Sometimes we hear a discussion of what your donors might need. It’s too often assumed that donors need recognition. They need trophies. They need the gift basket and discount weekend from your fundraising gala.
We might hear a discussion related to being “donor-centered.” Presumably this is to put our attention on donors rather than ourselves. But attention to what end? Almost always, being “donor-centered” is seen as a means to get larger, more frequent gifts.
Don’t’ get me wrong, growing your fundraising program is not a bad thing.
Almost never do you hear a discussion as to what your donors want, however. This lack of attention to what donors want is the primary cause of far too many nonprofits being on the financial edge. Yes, really.

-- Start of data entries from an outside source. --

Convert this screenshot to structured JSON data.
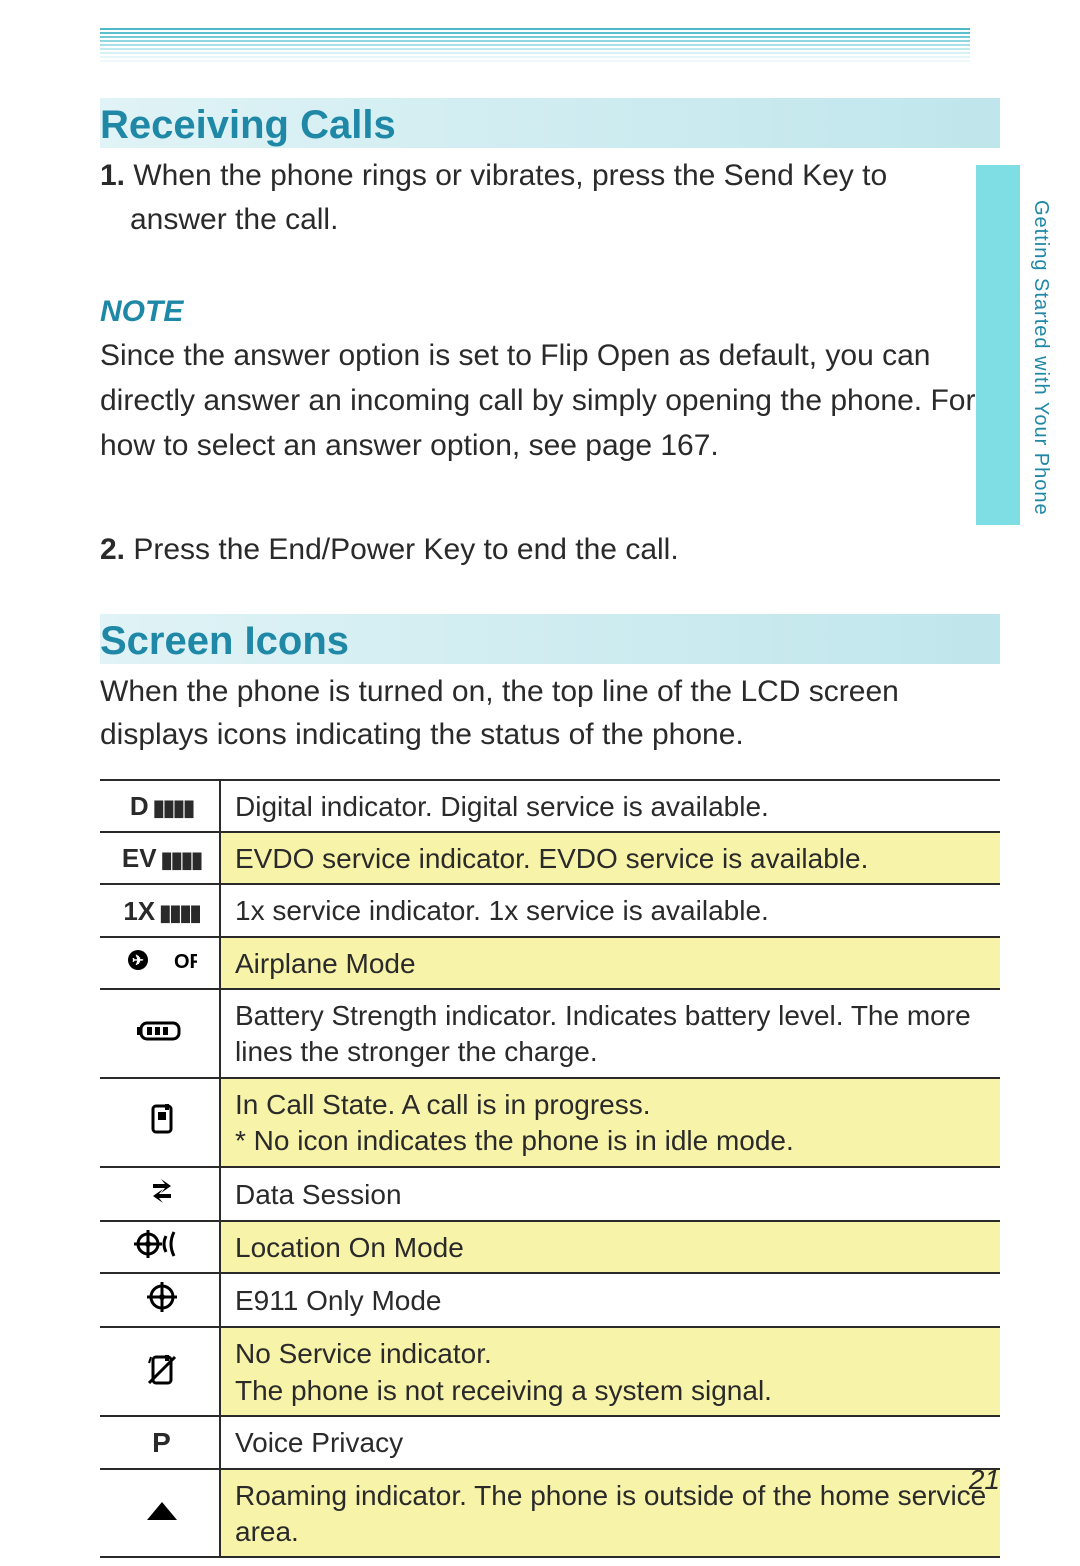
{
  "side_label": "Getting Started with Your Phone",
  "page_number": "21",
  "sections": {
    "receiving": {
      "title": "Receiving Calls",
      "step1_num": "1.",
      "step1_text_a": " When the phone rings or vibrates, press the Send Key to",
      "step1_text_b": "answer the call.",
      "note_label": "NOTE",
      "note_text": "Since the answer option is set to Flip Open as default, you can directly answer an incoming call by simply opening the phone. For how to select an answer option, see page 167.",
      "step2_num": "2.",
      "step2_text": " Press the End/Power Key to end the call."
    },
    "icons": {
      "title": "Screen Icons",
      "intro": "When the phone is turned on, the top line of the LCD screen displays icons indicating the status of the phone.",
      "rows": [
        {
          "icon_text": "D",
          "icon_name": "digital-signal-icon",
          "desc": "Digital indicator. Digital service is available.",
          "hl": false,
          "bars": true
        },
        {
          "icon_text": "EV",
          "icon_name": "evdo-signal-icon",
          "desc": "EVDO service indicator. EVDO service is available.",
          "hl": true,
          "bars": true
        },
        {
          "icon_text": "1X",
          "icon_name": "onex-signal-icon",
          "desc": "1x service indicator. 1x service is available.",
          "hl": false,
          "bars": true
        },
        {
          "icon_text": "",
          "icon_name": "airplane-off-icon",
          "desc": "Airplane Mode",
          "hl": true,
          "svg": "airplane_off"
        },
        {
          "icon_text": "",
          "icon_name": "battery-icon",
          "desc": "Battery Strength indicator. Indicates battery level. The more lines the stronger the charge.",
          "hl": false,
          "svg": "battery"
        },
        {
          "icon_text": "",
          "icon_name": "in-call-icon",
          "desc": "In Call State. A call is in progress.\n* No icon indicates the phone is in idle mode.",
          "hl": true,
          "svg": "incall"
        },
        {
          "icon_text": "",
          "icon_name": "data-session-icon",
          "desc": "Data Session",
          "hl": false,
          "svg": "datasession"
        },
        {
          "icon_text": "",
          "icon_name": "location-on-icon",
          "desc": "Location On Mode",
          "hl": true,
          "svg": "location_on"
        },
        {
          "icon_text": "",
          "icon_name": "e911-icon",
          "desc": "E911 Only Mode",
          "hl": false,
          "svg": "e911"
        },
        {
          "icon_text": "",
          "icon_name": "no-service-icon",
          "desc": "No Service indicator.\nThe phone is not receiving a system signal.",
          "hl": true,
          "svg": "noservice"
        },
        {
          "icon_text": "P",
          "icon_name": "voice-privacy-icon",
          "desc": "Voice Privacy",
          "hl": false
        },
        {
          "icon_text": "",
          "icon_name": "roaming-icon",
          "desc": "Roaming indicator. The phone is outside of the home service area.",
          "hl": true,
          "svg": "roaming"
        }
      ]
    }
  },
  "svgs": {
    "airplane_off": "<svg width='70' height='26' viewBox='0 0 70 26'><circle cx='11' cy='13' r='10' fill='#000'/><text x='11' y='18' text-anchor='middle' font-size='14' fill='#fff' font-family='Arial' font-weight='bold'>✈</text><text x='47' y='21' font-size='20' fill='#000' font-family='Arial' font-weight='bold'>OFF</text></svg>",
    "battery": "<svg width='50' height='24' viewBox='0 0 50 24'><rect x='4' y='4' width='38' height='16' rx='6' ry='6' fill='none' stroke='#000' stroke-width='3'/><rect x='0' y='8' width='5' height='8' fill='#000'/><rect x='10' y='8' width='5' height='8' fill='#000'/><rect x='18' y='8' width='5' height='8' fill='#000'/><rect x='26' y='8' width='5' height='8' fill='#000'/></svg>",
    "incall": "<svg width='26' height='30' viewBox='0 0 26 30'><rect x='4' y='2' width='18' height='26' rx='3' fill='none' stroke='#000' stroke-width='3'/><rect x='9' y='8' width='8' height='8' fill='#000'/><rect x='16' y='0' width='4' height='6' fill='#000'/></svg>",
    "datasession": "<svg width='26' height='30' viewBox='0 0 26 30'><path d='M4 8 h12 l-4 -5 l10 7 l-10 7 l4 -5 h-12 z' fill='#000'/><path d='M22 22 h-12 l4 5 l-10 -7 l10 -7 l-4 5 h12 z' fill='#000'/></svg>",
    "location_on": "<svg width='56' height='28' viewBox='0 0 56 28'><circle cx='14' cy='14' r='10' fill='none' stroke='#000' stroke-width='3'/><line x1='14' y1='0' x2='14' y2='28' stroke='#000' stroke-width='3'/><line x1='0' y1='14' x2='28' y2='14' stroke='#000' stroke-width='3'/><circle cx='14' cy='14' r='3' fill='#000'/><path d='M32 6 Q28 14 32 22' fill='none' stroke='#000' stroke-width='3'/><path d='M40 2 Q34 14 40 26' fill='none' stroke='#000' stroke-width='3'/></svg>",
    "e911": "<svg width='30' height='30' viewBox='0 0 30 30'><circle cx='15' cy='15' r='11' fill='none' stroke='#000' stroke-width='3'/><line x1='15' y1='0' x2='15' y2='30' stroke='#000' stroke-width='3'/><line x1='0' y1='15' x2='30' y2='15' stroke='#000' stroke-width='3'/><circle cx='15' cy='15' r='3' fill='#000'/></svg>",
    "noservice": "<svg width='30' height='32' viewBox='0 0 30 32'><rect x='6' y='4' width='18' height='26' rx='3' fill='none' stroke='#000' stroke-width='3'/><rect x='18' y='2' width='4' height='6' fill='#000'/><line x1='2' y1='30' x2='28' y2='4' stroke='#000' stroke-width='3'/><line x1='4' y1='4' x2='2' y2='10' stroke='#000' stroke-width='2'/></svg>",
    "roaming": "<svg width='34' height='22' viewBox='0 0 34 22'><polygon points='17,2 32,20 2,20' fill='#000'/></svg>"
  }
}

Donors are making investments. They’re looking for those investments to create assets. Assets of values reinforced, and visions made reality. Donor visions, that is.
Most nonprofits—especially the small ones—are stressed by living on the edge—and so see the money, which donors’ gifts provide, as the way to relieve that stress. In the short run, it may. In the long run, the assets donors are looking for aren’t built.
The result? Your organization is back on the edge with the added problem of an unhappy donor. The investor. Donors never make an investment in your organization to relieve stress. They make investments to build assets—the intangible kind. The ones they define.
Is it any wonder so many nonprofits are in a perpetual state of financial stress? That they are always on the edge?
Principle 1 of The Eight Principles™ is Donors are the Drivers®. Donors drive philanthropy through their investments. You might divert them down a detour once, but only once.
Deliver on the assets they’re looking for and have them forever.
Now that’s a sustainable fundraising idea.